For most Nigerians, the first quarter of 2023 was like an aimless walk through a desert under the blazing midday sun. So much has happened since the year began. The first was an unusual fuel scarcity from November 2022 that found its way into the new year and ruffled things up a bit – like a hike in transportation and increased living costs- before other unprecedented events occurred.
By February, the Central Bank of Nigeria (CBN) initiated a cash withdrawal policy it announced last year. The cash withdrawal policy came on the heels of a new naira re-design introduced in October by the Federal Government (FG). Whilst the deadline moved to December, the FG planned to replace the old naira notes with newly red-designed (limited) banknotes.
Although the policy aimed to prevent counterfeits, corruption, terrorist funding and economic stability, it flopped. Its outcomes met untold hardship for many Nigerians. As the naira depreciated, people paid a premium to access cash for daily transactions and inflations heightened. More so, residents in border communities across some northern states began to transact with the CFA Franc (the legal tender of neighbouring Francophone countries) due to the naira crunch. Eventually, the policy bred in the hearts of many Nigerians for traditional financial institutions- including the CBN.
The same month, the country’s national electoral commission (INEC) staged its most controversial general elections yet. The ballots saw the naming of Bola Ahmed Tinubu as President-elect. Social media rounds claimed gross electoral malpractices and result manipulations even at the subsequent elections for state governors the following month.
Although the elections were held within four weeks, life became uneasy for many Nigerians. The cash crunch plunged many into a cashless economy that even the Nigerian financial system was ill-prepared for. As Foreign Direct Investments plunge amid increased living standards, here are some startups making living costs affordable for Nigerians:
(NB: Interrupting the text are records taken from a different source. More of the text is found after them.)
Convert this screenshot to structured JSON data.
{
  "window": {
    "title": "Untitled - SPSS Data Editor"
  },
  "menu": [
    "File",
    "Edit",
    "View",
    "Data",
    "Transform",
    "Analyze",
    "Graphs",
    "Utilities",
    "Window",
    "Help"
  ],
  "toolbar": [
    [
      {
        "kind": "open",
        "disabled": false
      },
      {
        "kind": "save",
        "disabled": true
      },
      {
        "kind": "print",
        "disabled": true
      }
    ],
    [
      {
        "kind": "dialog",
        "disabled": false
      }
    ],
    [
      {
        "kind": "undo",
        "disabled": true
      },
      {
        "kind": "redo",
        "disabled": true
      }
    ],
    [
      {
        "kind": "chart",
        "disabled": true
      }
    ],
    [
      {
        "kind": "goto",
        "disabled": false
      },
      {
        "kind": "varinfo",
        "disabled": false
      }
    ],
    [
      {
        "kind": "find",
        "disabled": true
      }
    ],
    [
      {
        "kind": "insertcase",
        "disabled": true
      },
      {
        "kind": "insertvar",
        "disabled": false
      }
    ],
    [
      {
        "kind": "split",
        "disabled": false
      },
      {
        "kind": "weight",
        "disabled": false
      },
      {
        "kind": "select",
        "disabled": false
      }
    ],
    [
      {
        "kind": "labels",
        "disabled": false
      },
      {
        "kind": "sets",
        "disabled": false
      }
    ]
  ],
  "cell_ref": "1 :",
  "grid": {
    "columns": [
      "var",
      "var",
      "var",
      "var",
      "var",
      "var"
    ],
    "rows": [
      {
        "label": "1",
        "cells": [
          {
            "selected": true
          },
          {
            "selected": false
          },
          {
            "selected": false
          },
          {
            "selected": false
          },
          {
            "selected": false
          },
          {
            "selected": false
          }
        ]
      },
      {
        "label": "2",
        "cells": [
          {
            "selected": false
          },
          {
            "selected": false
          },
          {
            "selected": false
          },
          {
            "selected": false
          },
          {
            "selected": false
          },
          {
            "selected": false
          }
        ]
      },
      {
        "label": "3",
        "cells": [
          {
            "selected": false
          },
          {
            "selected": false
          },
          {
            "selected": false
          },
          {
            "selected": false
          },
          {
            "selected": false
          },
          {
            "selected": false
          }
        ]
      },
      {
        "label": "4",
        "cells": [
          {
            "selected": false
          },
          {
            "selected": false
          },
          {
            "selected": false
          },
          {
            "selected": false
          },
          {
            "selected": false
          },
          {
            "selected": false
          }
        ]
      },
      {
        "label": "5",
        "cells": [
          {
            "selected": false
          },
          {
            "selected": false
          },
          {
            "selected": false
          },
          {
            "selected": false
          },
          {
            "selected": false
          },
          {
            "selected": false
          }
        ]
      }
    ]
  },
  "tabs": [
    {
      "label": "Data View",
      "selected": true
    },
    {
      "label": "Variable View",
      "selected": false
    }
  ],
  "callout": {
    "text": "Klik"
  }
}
In the heat of the naira scarcity, mobility was a huge problem for many residents who didn’t have personal means of transportation. It was difficult to use commercial transport systems that mostly transacted with cash. But ride-hailing companies came to the rescue as people could make payments through bank transfers. Startups like Rider and Bolt innovated their offerings with affordable product options. For instance, Bolt introduced its cheaper Economy option, which took a longer arrival time. And Rider served as a more affordable alternative to the rest bigger of the pack.
“If you ask me, I think they are all the same thing,” said Success Egbe, a Customer Care Agent in Lagos. “All the ride-hailing companies have their selling points. Either you are trading a luxury ride for a rickety one or your time for a cheaper fare.”
Another group of startups that made life affordable for Nigerians are Fintech companies. Amid the cash crunch, residents sought means to pay for basic things such as groceries, airtime and data recharge and other bills. Even though people had access to banking apps, the increased traffic outweighed their functions and caused transaction failures. But fintech apps which operated digital banks like Kuda, Palm Pay, Chipper Cash, Cowry and OPay came to the rescue.
“Well, fintech companies are helping to make things easy. To me, OPay is the most reliable fintech company. Their network hardly fails like most bank apps that would debit you after a failed transaction,” said Joshua Umeh, a POS Marchant. “But the OPay POS machines are pretty expensive and hard to get.”
Delivery startups are helping Nigerians channel their time and energy to other things as they unburden delivery needs. Last-mile delivery companies like Glovo offer affordable rates. But users are mostly restricted to items within their location. While the likes of Jumia Foods maintained their affordable food delivery offerings, Fastfood companies with delivery services like Cold Stone and Domino Pizza have offered free/ discounted delivery fees for customers.